Crime, like a pandemic, never sleeps. It is persistent, widespread and may appear under control only to rear up without warning to cause more pain.
Insurance fraud is not an eye-popping crime—at first blush. Rarely does it capture a headline, yet it ranks among the costliest of crimes in terms of direct monetary loss. With the nation rightly focused on the COVID-19 pandemic and efforts to safely emerge from stay-at-home orders and self-quarantine, insurance fraudsters and car thieves have continued targeting victims and enriching themselves with stolen money that ultimately will be replaced through higher premiums.
A number of state fraud bureaus and vehicle theft prevention authorities were created to investigate and prosecute insurance fraud. They obtain their funding solely from surcharges and assessments paid by insurance companies on every policy they write.

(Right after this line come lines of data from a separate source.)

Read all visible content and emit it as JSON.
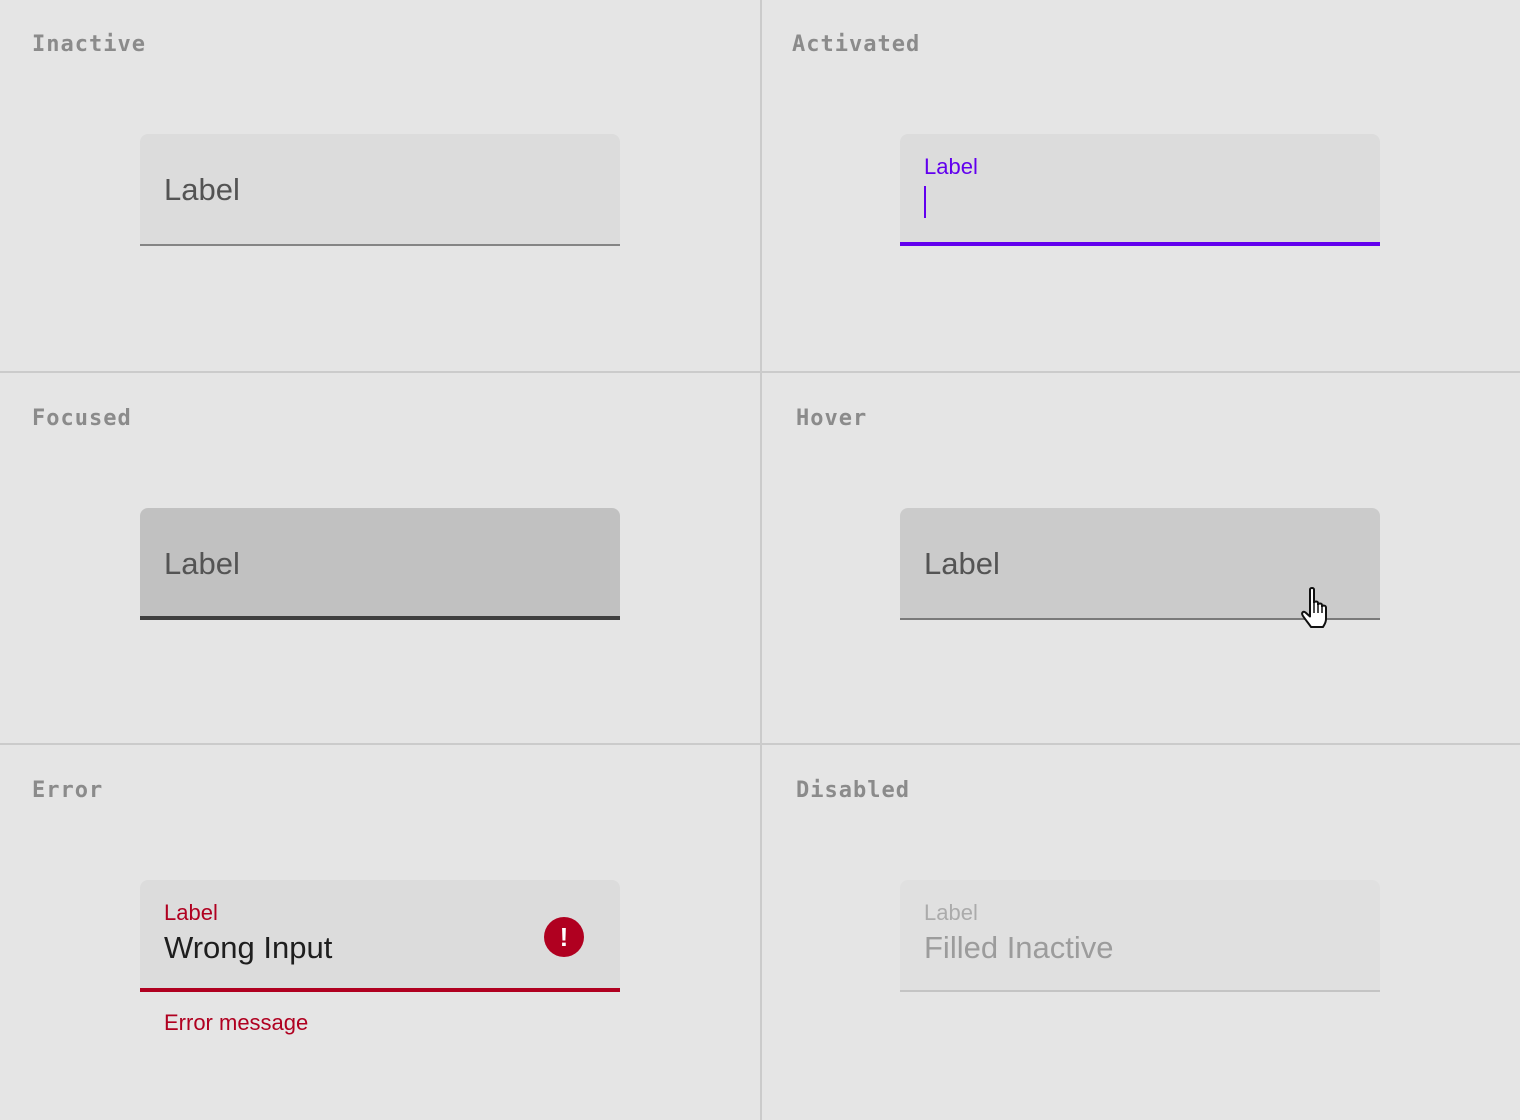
{
  "colors": {
    "background": "#e5e5e5",
    "field_fill": "#dcdcdc",
    "primary": "#6200ee",
    "error": "#b00020",
    "state_title": "#8b8b8b"
  },
  "states": {
    "inactive": {
      "title": "Inactive",
      "label": "Label"
    },
    "activated": {
      "title": "Activated",
      "label": "Label",
      "value": ""
    },
    "focused": {
      "title": "Focused",
      "label": "Label"
    },
    "hover": {
      "title": "Hover",
      "label": "Label",
      "cursor_icon": "hand-pointer-cursor-icon"
    },
    "error": {
      "title": "Error",
      "label": "Label",
      "value": "Wrong Input",
      "helper": "Error message",
      "icon": "error-alert-icon",
      "icon_glyph": "!"
    },
    "disabled": {
      "title": "Disabled",
      "label": "Label",
      "value": "Filled Inactive"
    }
  }
}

In other words, they do not rely on taxes.
Naturally, tax revenue derived from state, local, and national economic activity has been severely reduced, causing similar reductions in services normally funded by those taxes.

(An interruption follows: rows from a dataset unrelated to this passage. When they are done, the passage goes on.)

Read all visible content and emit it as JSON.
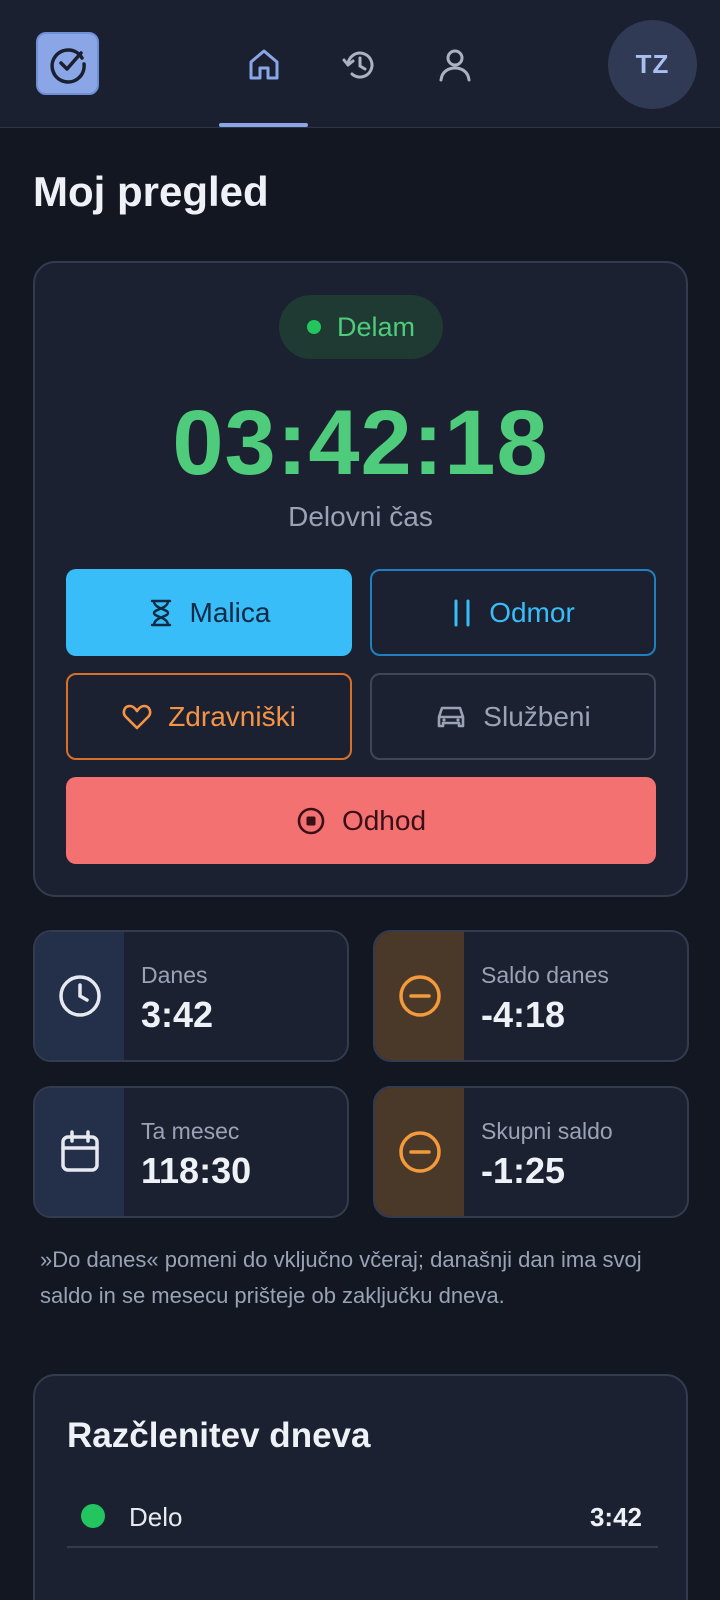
{
  "header": {
    "avatar_initials": "TZ",
    "logo_icon": "clock-check-icon",
    "nav": [
      {
        "icon": "home-icon",
        "active": true
      },
      {
        "icon": "history-icon",
        "active": false
      },
      {
        "icon": "user-icon",
        "active": false
      }
    ]
  },
  "page": {
    "title": "Moj pregled"
  },
  "timer": {
    "status": "Delam",
    "value": "03:42:18",
    "label": "Delovni čas",
    "buttons": {
      "malica": "Malica",
      "odmor": "Odmor",
      "zdravniski": "Zdravniški",
      "sluzbeni": "Službeni",
      "odhod": "Odhod"
    }
  },
  "stats": [
    {
      "label": "Danes",
      "value": "3:42",
      "icon": "clock-icon"
    },
    {
      "label": "Saldo danes",
      "value": "-4:18",
      "icon": "minus-circle-icon"
    },
    {
      "label": "Ta mesec",
      "value": "118:30",
      "icon": "calendar-icon"
    },
    {
      "label": "Skupni saldo",
      "value": "-1:25",
      "icon": "minus-circle-icon"
    }
  ],
  "note": "»Do danes« pomeni do vključno včeraj; današnji dan ima svoj saldo in se mesecu prišteje ob zaključku dneva.",
  "breakdown": {
    "title": "Razčlenitev dneva",
    "rows": [
      {
        "label": "Delo",
        "value": "3:42"
      }
    ]
  },
  "colors": {
    "background": "#131722",
    "accent": "#8aa6e6",
    "working_green": "#4ecb7b",
    "malica_blue": "#38bdf8",
    "zdravniski_orange": "#f59445",
    "odhod_red": "#f47171"
  }
}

Meanwhile, the funds collected from insurance policy surcharges and fees—dedicated to funding some fraud bureaus and all vehicle theft prevention authorities—are attractive to governors desperately trying to provide critical services with any available resources.
We recognize that we are living during an unprecedented event where a natural pandemic that has killed over 100,000 people in the U.S. alone has also forced the near total shut down of the world’s greatest economy.

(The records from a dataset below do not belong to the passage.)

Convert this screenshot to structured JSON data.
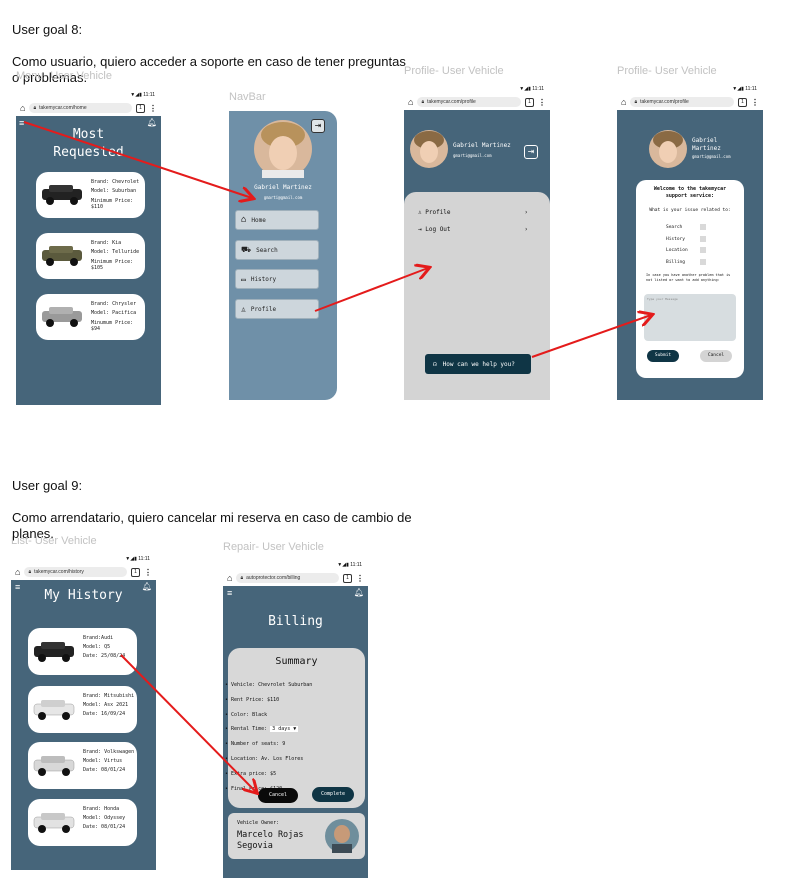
{
  "goal8": {
    "title": "User goal 8:",
    "text": "Como usuario, quiero acceder a soporte en caso de tener preguntas\no problemas."
  },
  "goal9": {
    "title": "User goal 9:",
    "text": "Como arrendatario, quiero cancelar mi reserva en caso de cambio de\nplanes."
  },
  "frames": {
    "menu": "Menu- User Vehicle",
    "navbar": "NavBar",
    "profile1": "Profile- User Vehicle",
    "profile2": "Profile- User Vehicle",
    "list": "List- User Vehicle",
    "repair": "Repair- User Vehicle"
  },
  "status": {
    "time": "11:11"
  },
  "browser": {
    "tab_count": "1",
    "url_home": "takemycar.com/home",
    "url_profile": "takemycar.com/profile",
    "url_history": "takemycar.com/history",
    "url_billing": "autoprotector.com/billing"
  },
  "menu": {
    "title": "Most\nRequested",
    "cars": [
      {
        "brand": "Brand: Chevrolet",
        "model": "Model: Suburban",
        "price": "Minimum Price: $110"
      },
      {
        "brand": "Brand: Kia",
        "model": "Model: Telluride",
        "price": "Minimum Price: $105"
      },
      {
        "brand": "Brand: Chrysler",
        "model": "Model: Pacifica",
        "price": "Minumum Price: $94"
      }
    ]
  },
  "navbar": {
    "name": "Gabriel Martinez",
    "email": "gmarti@gmail.com",
    "items": [
      "Home",
      "Search",
      "History",
      "Profile"
    ]
  },
  "profile1": {
    "name": "Gabriel Martinez",
    "email": "gmarti@gmail.com",
    "menu": [
      "Profile",
      "Log Out"
    ],
    "help_button": "How can we help you?"
  },
  "profile2": {
    "name": "Gabriel\nMartinez",
    "email": "gmarti@gmail.com",
    "dialog_title": "Welcome to the takemycar\nsupport service:",
    "question": "What is your issue related to:",
    "options": [
      "Search",
      "History",
      "Location",
      "Billing"
    ],
    "other_text": "In case you have another problem that is not listed or want to add anything:",
    "message_placeholder": "Type your Message",
    "submit": "Submit",
    "cancel": "Cancel"
  },
  "history": {
    "title": "My History",
    "cars": [
      {
        "brand": "Brand:Audi",
        "model": "Model: Q5",
        "date": "Date: 25/08/24"
      },
      {
        "brand": "Brand: Mitsubishi",
        "model": "Model: Asx 2021",
        "date": "Date: 16/09/24"
      },
      {
        "brand": "Brand: Volkswagen",
        "model": "Model: Virtus",
        "date": "Date: 08/01/24"
      },
      {
        "brand": "Brand: Honda",
        "model": "Model: Odyssey",
        "date": "Date: 08/01/24"
      }
    ]
  },
  "billing": {
    "title": "Billing",
    "summary_title": "Summary",
    "lines": [
      "• Vehicle: Chevrolet Suburban",
      "• Rent Price: $110",
      "• Color: Black",
      "• Rental Time:",
      "• Number of seats: 9",
      "• Location: Av. Los Flores",
      "• Extra price: $5",
      "• Final Price: $120"
    ],
    "rental_time_value": "3 days ▼",
    "cancel": "Cancel",
    "complete": "Complete",
    "owner_label": "Vehicle Owner:",
    "owner_name": "Marcelo Rojas\nSegovia"
  },
  "colors": {
    "screen_bg": "#46657a",
    "navbar_bg": "#6f90a8",
    "dark_button": "#0f3545",
    "arrow": "#e41b1b"
  },
  "icons": [
    "home-icon",
    "lock-icon",
    "menu-icon",
    "bell-icon",
    "logout-icon",
    "search-icon",
    "car-icon",
    "folder-icon",
    "user-icon",
    "headset-icon",
    "chevron-right-icon"
  ]
}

However, we would still urge elected officials to dedicate resources for the purposes they were collected.
The NICB understands why these dedicated funds are attractive for use elsewhere. We would also urge that in the states where they have been diverted, governors replenish them as soon as possible so that we all can remain effectively engaged in the fight against insurance fraud and vehicle crime.